The weapons with which Madison was familiar were essentially muskets, in addition to rudimentary pistols and rifles. A competent user could take a single wildly inaccurate shot, and then find himself rummaging around with a ram-rod (and a powder bag he had to tear with his teeth) for over a minute before being able to take another. There was no way an individual could maim two people before being subdued, let alone 32 as at Virginia Tech, or 26 in Sandy Hook Elementary – the site of what is now the deadliest school shooting in US history.
We have heard it all before. The Founders didn’t envision modern weaponry and, therefore, the 2nd Amendment doesn’t apply to this technology.

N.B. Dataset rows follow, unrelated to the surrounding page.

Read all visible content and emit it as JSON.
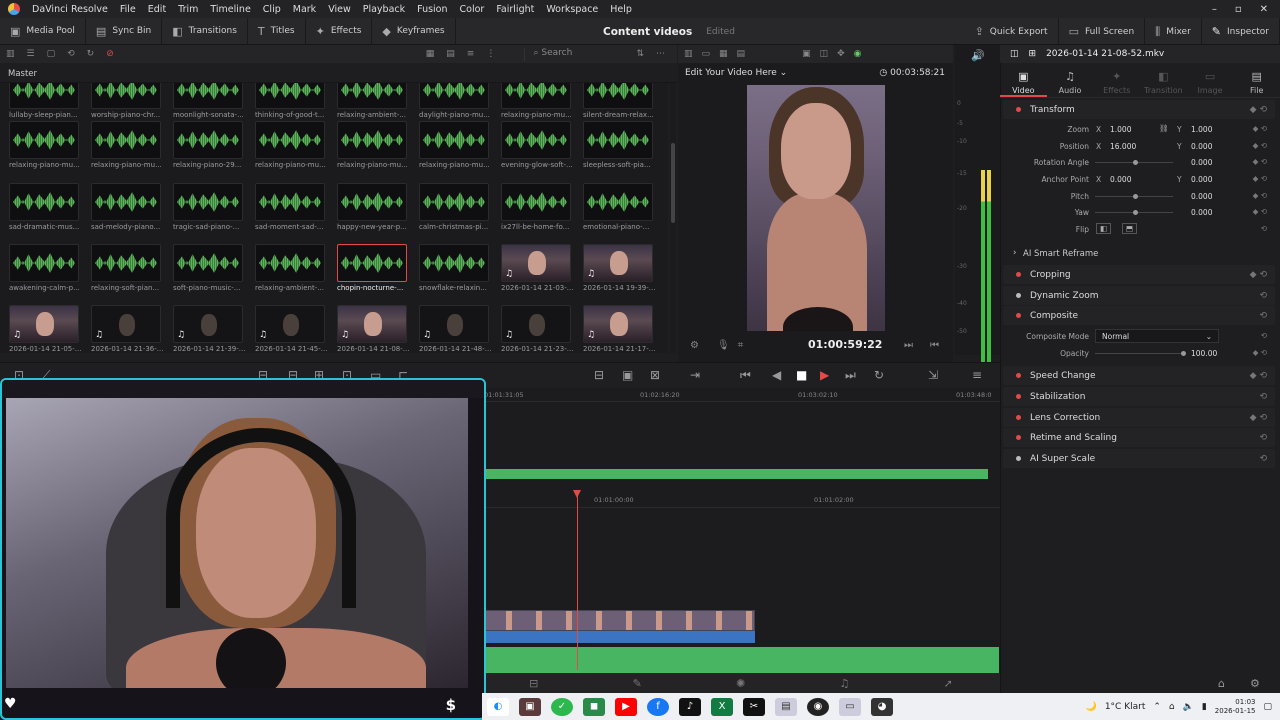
{
  "menu": {
    "app": "DaVinci Resolve",
    "items": [
      "File",
      "Edit",
      "Trim",
      "Timeline",
      "Clip",
      "Mark",
      "View",
      "Playback",
      "Fusion",
      "Color",
      "Fairlight",
      "Workspace",
      "Help"
    ]
  },
  "toolbar": {
    "media_pool": "Media Pool",
    "sync_bin": "Sync Bin",
    "transitions": "Transitions",
    "titles": "Titles",
    "effects": "Effects",
    "keyframes": "Keyframes",
    "project_title": "Content videos",
    "edited": "Edited",
    "quick_export": "Quick Export",
    "full_screen": "Full Screen",
    "mixer": "Mixer",
    "inspector": "Inspector"
  },
  "pool": {
    "search_placeholder": "Search",
    "bin": "Master"
  },
  "clips_row0": [
    "lullaby-sleep-pian...",
    "worship-piano-chr...",
    "moonlight-sonata-...",
    "thinking-of-good-t...",
    "relaxing-ambient-...",
    "daylight-piano-mu...",
    "relaxing-piano-mu...",
    "silent-dream-relax..."
  ],
  "clips_row1": [
    "relaxing-piano-mu...",
    "relaxing-piano-mu...",
    "relaxing-piano-29...",
    "relaxing-piano-mu...",
    "relaxing-piano-mu...",
    "relaxing-piano-mu...",
    "evening-glow-soft-...",
    "sleepless-soft-pia..."
  ],
  "clips_row2": [
    "sad-dramatic-mus...",
    "sad-melody-piano...",
    "tragic-sad-piano-...",
    "sad-moment-sad-...",
    "happy-new-year-p...",
    "calm-christmas-pi...",
    "ix27ll-be-home-fo...",
    "emotional-piano-..."
  ],
  "clips_row3": [
    "awakening-calm-p...",
    "relaxing-soft-pian...",
    "soft-piano-music-...",
    "relaxing-ambient-...",
    "chopin-nocturne-...",
    "snowflake-relaxin...",
    "2026-01-14 21-03-...",
    "2026-01-14 19-39-..."
  ],
  "clips_row4": [
    "2026-01-14 21-05-...",
    "2026-01-14 21-36-...",
    "2026-01-14 21-39-...",
    "2026-01-14 21-45-...",
    "2026-01-14 21-08-...",
    "2026-01-14 21-48-...",
    "2026-01-14 21-23-...",
    "2026-01-14 21-17-..."
  ],
  "viewer": {
    "dropdown": "Edit Your Video Here",
    "timecode_total": "00:03:58:21",
    "timecode": "01:00:59:22"
  },
  "meter_scale": [
    "0",
    "-5",
    "-10",
    "-15",
    "-20",
    "-30",
    "-40",
    "-50"
  ],
  "timeline": {
    "ruler_top": [
      "01:01:31:05",
      "01:02:16:20",
      "01:03:02:10",
      "01:03:48:0"
    ],
    "ruler_bottom": [
      "01:01:00:00",
      "01:01:02:00"
    ]
  },
  "inspector": {
    "clip_name": "2026-01-14 21-08-52.mkv",
    "tabs": [
      "Video",
      "Audio",
      "Effects",
      "Transition",
      "Image",
      "File"
    ],
    "transform": "Transform",
    "zoom": {
      "label": "Zoom",
      "x": "1.000",
      "y": "1.000"
    },
    "position": {
      "label": "Position",
      "x": "16.000",
      "y": "0.000"
    },
    "rotation": {
      "label": "Rotation Angle",
      "v": "0.000"
    },
    "anchor": {
      "label": "Anchor Point",
      "x": "0.000",
      "y": "0.000"
    },
    "pitch": {
      "label": "Pitch",
      "v": "0.000"
    },
    "yaw": {
      "label": "Yaw",
      "v": "0.000"
    },
    "flip": "Flip",
    "ai_reframe": "AI Smart Reframe",
    "cropping": "Cropping",
    "dynamic_zoom": "Dynamic Zoom",
    "composite": "Composite",
    "composite_mode": {
      "label": "Composite Mode",
      "value": "Normal"
    },
    "opacity": {
      "label": "Opacity",
      "v": "100.00",
      "level": 1.0
    },
    "speed_change": "Speed Change",
    "stabilization": "Stabilization",
    "lens_correction": "Lens Correction",
    "retime": "Retime and Scaling",
    "ai_super_scale": "AI Super Scale",
    "x_axis": "X",
    "y_axis": "Y"
  },
  "taskbar": {
    "weather": "1°C  Klart",
    "time": "01:03",
    "date": "2026-01-15"
  },
  "colors": {
    "accent": "#e24a4a",
    "audio": "#47b562",
    "overlay_border": "#2bc4d6"
  }
}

Of course the same argument would apply to the 1st Amendment protections of the press, wouldn’t it? The Founders didn’t envision radio, television or the Internet and, therefore, the 1st Amendment protections associated with them do not apply. Only newspapers printed with manual, hand set presses can be used and newspapers must be delivered by horse power, sail boat or river barge. Beyond these 18th century limitations, constitutional protections of the press just don’t apply.
I doubt the “muskets only” crowd would agree, however.